Dataset items

^^^^

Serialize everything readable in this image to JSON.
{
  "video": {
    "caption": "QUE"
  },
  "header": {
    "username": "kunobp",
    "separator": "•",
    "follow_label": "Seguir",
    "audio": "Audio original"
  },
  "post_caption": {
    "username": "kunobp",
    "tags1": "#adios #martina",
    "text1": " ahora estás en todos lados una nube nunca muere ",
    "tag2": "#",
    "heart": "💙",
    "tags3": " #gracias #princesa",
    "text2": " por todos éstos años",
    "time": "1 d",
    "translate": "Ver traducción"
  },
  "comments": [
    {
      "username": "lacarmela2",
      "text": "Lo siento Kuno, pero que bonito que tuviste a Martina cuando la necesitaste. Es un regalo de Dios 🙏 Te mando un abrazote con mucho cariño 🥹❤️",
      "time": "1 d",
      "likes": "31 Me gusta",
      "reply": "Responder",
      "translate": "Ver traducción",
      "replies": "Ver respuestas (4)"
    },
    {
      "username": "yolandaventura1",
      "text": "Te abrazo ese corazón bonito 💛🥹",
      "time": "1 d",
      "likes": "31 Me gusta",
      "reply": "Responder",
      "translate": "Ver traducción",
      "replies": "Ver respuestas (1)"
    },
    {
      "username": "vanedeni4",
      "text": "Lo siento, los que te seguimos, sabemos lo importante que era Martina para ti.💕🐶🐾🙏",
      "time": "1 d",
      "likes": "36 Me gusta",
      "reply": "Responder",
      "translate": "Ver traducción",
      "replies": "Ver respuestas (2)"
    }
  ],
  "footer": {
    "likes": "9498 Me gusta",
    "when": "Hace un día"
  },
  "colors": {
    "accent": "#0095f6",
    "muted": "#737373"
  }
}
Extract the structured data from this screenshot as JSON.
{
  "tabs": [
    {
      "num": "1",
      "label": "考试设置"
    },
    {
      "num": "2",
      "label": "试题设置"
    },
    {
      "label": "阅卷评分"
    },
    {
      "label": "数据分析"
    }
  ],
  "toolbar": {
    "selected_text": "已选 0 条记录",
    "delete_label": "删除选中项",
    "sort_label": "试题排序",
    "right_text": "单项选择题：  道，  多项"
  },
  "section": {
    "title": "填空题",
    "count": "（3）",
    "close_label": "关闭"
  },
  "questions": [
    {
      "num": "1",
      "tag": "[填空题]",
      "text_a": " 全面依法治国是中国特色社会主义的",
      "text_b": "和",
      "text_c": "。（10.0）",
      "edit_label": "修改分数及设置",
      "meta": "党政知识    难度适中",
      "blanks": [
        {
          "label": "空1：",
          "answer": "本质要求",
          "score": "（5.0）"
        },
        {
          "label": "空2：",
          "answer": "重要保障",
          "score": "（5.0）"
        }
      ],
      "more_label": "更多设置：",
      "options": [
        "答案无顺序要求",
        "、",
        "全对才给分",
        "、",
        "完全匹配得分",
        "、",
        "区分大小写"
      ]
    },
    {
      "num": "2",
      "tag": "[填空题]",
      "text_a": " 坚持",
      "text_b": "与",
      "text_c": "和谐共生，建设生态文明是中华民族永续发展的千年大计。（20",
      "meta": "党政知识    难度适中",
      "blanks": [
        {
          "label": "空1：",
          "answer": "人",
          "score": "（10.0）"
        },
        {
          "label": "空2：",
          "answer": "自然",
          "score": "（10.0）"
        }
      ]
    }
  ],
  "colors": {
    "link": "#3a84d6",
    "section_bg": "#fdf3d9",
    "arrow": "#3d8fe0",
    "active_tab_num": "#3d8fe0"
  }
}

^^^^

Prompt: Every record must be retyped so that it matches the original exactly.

Answer to this task:
Serialize everything readable in this image to JSON.
{
  "video": {
    "caption": "QUE"
  },
  "header": {
    "username": "kunobp",
    "separator": "•",
    "follow_label": "Seguir",
    "audio": "Audio original"
  },
  "post_caption": {
    "username": "kunobp",
    "tags1": "#adios #martina",
    "text1": " ahora estás en todos lados una nube nunca muere ",
    "tag2": "#",
    "heart": "💙",
    "tags3": " #gracias #princesa",
    "text2": " por todos éstos años",
    "time": "1 d",
    "translate": "Ver traducción"
  },
  "comments": [
    {
      "username": "lacarmela2",
      "text": "Lo siento Kuno, pero que bonito que tuviste a Martina cuando la necesitaste. Es un regalo de Dios 🙏 Te mando un abrazote con mucho cariño 🥹❤️",
      "time": "1 d",
      "likes": "31 Me gusta",
      "reply": "Responder",
      "translate": "Ver traducción",
      "replies": "Ver respuestas (4)"
    },
    {
      "username": "yolandaventura1",
      "text": "Te abrazo ese corazón bonito 💛🥹",
      "time": "1 d",
      "likes": "31 Me gusta",
      "reply": "Responder",
      "translate": "Ver traducción",
      "replies": "Ver respuestas (1)"
    },
    {
      "username": "vanedeni4",
      "text": "Lo siento, los que te seguimos, sabemos lo importante que era Martina para ti.💕🐶🐾🙏",
      "time": "1 d",
      "likes": "36 Me gusta",
      "reply": "Responder",
      "translate": "Ver traducción",
      "replies": "Ver respuestas (2)"
    }
  ],
  "footer": {
    "likes": "9498 Me gusta",
    "when": "Hace un día"
  },
  "colors": {
    "accent": "#0095f6",
    "muted": "#737373"
  }
}
Extract the structured data from this screenshot as JSON.
{
  "tabs": [
    {
      "num": "1",
      "label": "考试设置"
    },
    {
      "num": "2",
      "label": "试题设置"
    },
    {
      "label": "阅卷评分"
    },
    {
      "label": "数据分析"
    }
  ],
  "toolbar": {
    "selected_text": "已选 0 条记录",
    "delete_label": "删除选中项",
    "sort_label": "试题排序",
    "right_text": "单项选择题：  道，  多项"
  },
  "section": {
    "title": "填空题",
    "count": "（3）",
    "close_label": "关闭"
  },
  "questions": [
    {
      "num": "1",
      "tag": "[填空题]",
      "text_a": " 全面依法治国是中国特色社会主义的",
      "text_b": "和",
      "text_c": "。（10.0）",
      "edit_label": "修改分数及设置",
      "meta": "党政知识    难度适中",
      "blanks": [
        {
          "label": "空1：",
          "answer": "本质要求",
          "score": "（5.0）"
        },
        {
          "label": "空2：",
          "answer": "重要保障",
          "score": "（5.0）"
        }
      ],
      "more_label": "更多设置：",
      "options": [
        "答案无顺序要求",
        "、",
        "全对才给分",
        "、",
        "完全匹配得分",
        "、",
        "区分大小写"
      ]
    },
    {
      "num": "2",
      "tag": "[填空题]",
      "text_a": " 坚持",
      "text_b": "与",
      "text_c": "和谐共生，建设生态文明是中华民族永续发展的千年大计。（20",
      "meta": "党政知识    难度适中",
      "blanks": [
        {
          "label": "空1：",
          "answer": "人",
          "score": "（10.0）"
        },
        {
          "label": "空2：",
          "answer": "自然",
          "score": "（10.0）"
        }
      ]
    }
  ],
  "colors": {
    "link": "#3a84d6",
    "section_bg": "#fdf3d9",
    "arrow": "#3d8fe0",
    "active_tab_num": "#3d8fe0"
  }
}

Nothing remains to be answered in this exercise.